Portrait of Ludwig Rensch
Ludwig Rensch


Insects 4.0 - how industrial processes are revolutionizing global protein production

Networked, data-driven agriculture is becoming a growth area for machine and plant engineers, driven by $4.7 billion in investments in 2019 alone. Digital technologies are enabling us to completely rethink the production of food; the depletion of global resources is forcing us to do so. One of the most promising markets is insect farming, as the protein is valuable as feed for aquaculture, livestock and plants. Automated farms are already being built around the world, and now it is time to scale up. We hosted the Karlsruhe start-up Cepri Tech for a Lab Talk.

Traditional agriculture can no longer meet the needs of the immensely growing world population. In 2050, the demand for animal protein is expected to increase by 70%. That is 142 million tons of additional protein per year, a mass for which land alone is not available. The transformation of the agricultural economy, called AgTech, is in full swing.

At Intuity, we are working with the Hamburg-based company &ever, which operates vertical farming facilities, for example to supply the population of Kuwait with regional lettuce. Innovative technologies enable cultivation to use 90% less water and be pesticide-free. Indoor Vertical Farming casts a new light on the way we produce food.

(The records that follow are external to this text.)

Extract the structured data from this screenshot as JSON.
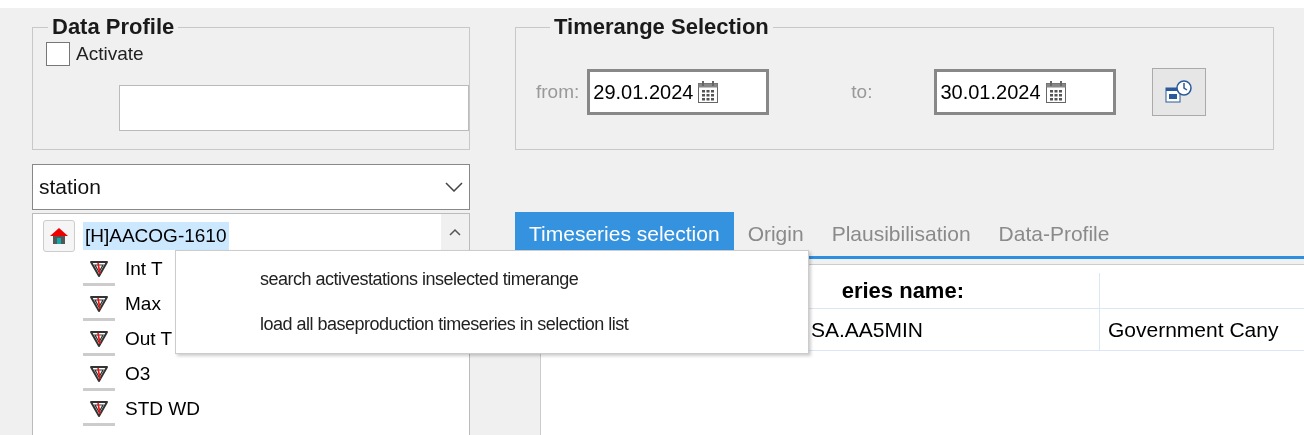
{
  "data_profile": {
    "title": "Data Profile",
    "activate": {
      "label": "Activate",
      "checked": false
    }
  },
  "station_select": {
    "value": "station"
  },
  "tree": [
    {
      "label": "[H]AACOG-1610",
      "selected": true,
      "children": [
        {
          "label": "Int T",
          "selected": false
        },
        {
          "label": "Max",
          "selected": false
        },
        {
          "label": "Out T",
          "selected": false
        },
        {
          "label": "O3",
          "selected": false
        },
        {
          "label": "STD WD",
          "selected": false
        }
      ]
    }
  ],
  "timerange": {
    "title": "Timerange Selection",
    "from_label": "from:",
    "from": "29.01.2024",
    "to_label": "to:",
    "to": "30.01.2024"
  },
  "tabs": [
    {
      "label": "Timeseries selection",
      "selected": true
    },
    {
      "label": "Origin",
      "selected": false
    },
    {
      "label": "Plausibilisation",
      "selected": false
    },
    {
      "label": "Data-Profile",
      "selected": false
    }
  ],
  "table": {
    "columns": [
      "eries name:"
    ],
    "rows": [
      {
        "cells": [
          "SA.AA5MIN",
          "Government Cany"
        ]
      }
    ]
  },
  "context_menu": {
    "items": [
      "search activestations inselected timerange",
      "load all baseproduction timeseries in selection list"
    ]
  }
}
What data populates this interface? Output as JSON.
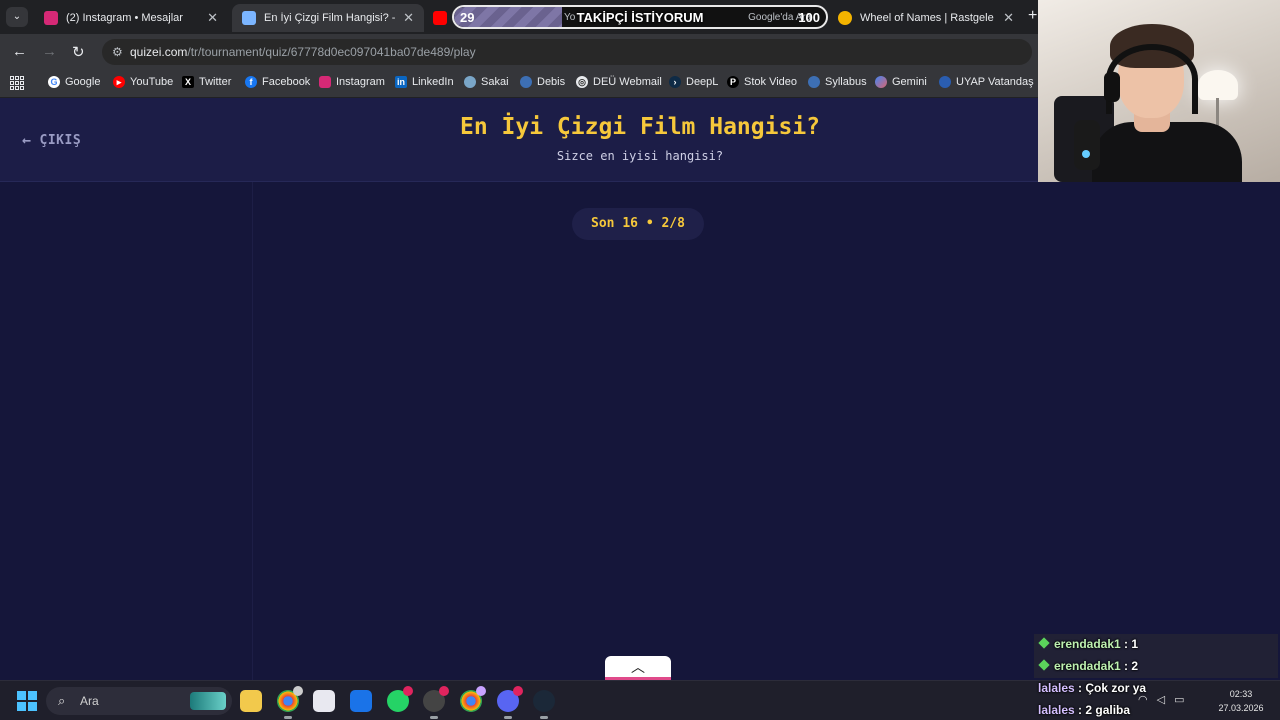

Now biologists Marcel Lieber and Lucas Hartmann from CepriTech held a fascinating Lab Talk about the current status and future of insect farming. The target market for the breeding of mealworms and soldier flies is cattle feed - up to now, soybean and fish meal have been used as a source of protein. However, since the former causes deforestation of the rainforest and the latter causes overfishing of the oceans, both are not sustainable and certainly not scalable.

CepriTech at Intuity

As farm animals, mealworms are incredibly efficient. They can turn our waste streams into first-class protein. The market for protein production by insects therefore has immense potential. 1 billion US dollars have already been invested globally. The biggest player at the moment is the French company Ÿnsect, which has built the largest insect farm to date, producing 100,000 tons of animal food annually. From a global perspective, however, this is still "small scale". Now the signs are pointing to scaling.

We are curious to see what the insect production of the future will look like and thank Marcel and Lucas for the inspiring Lab Talk.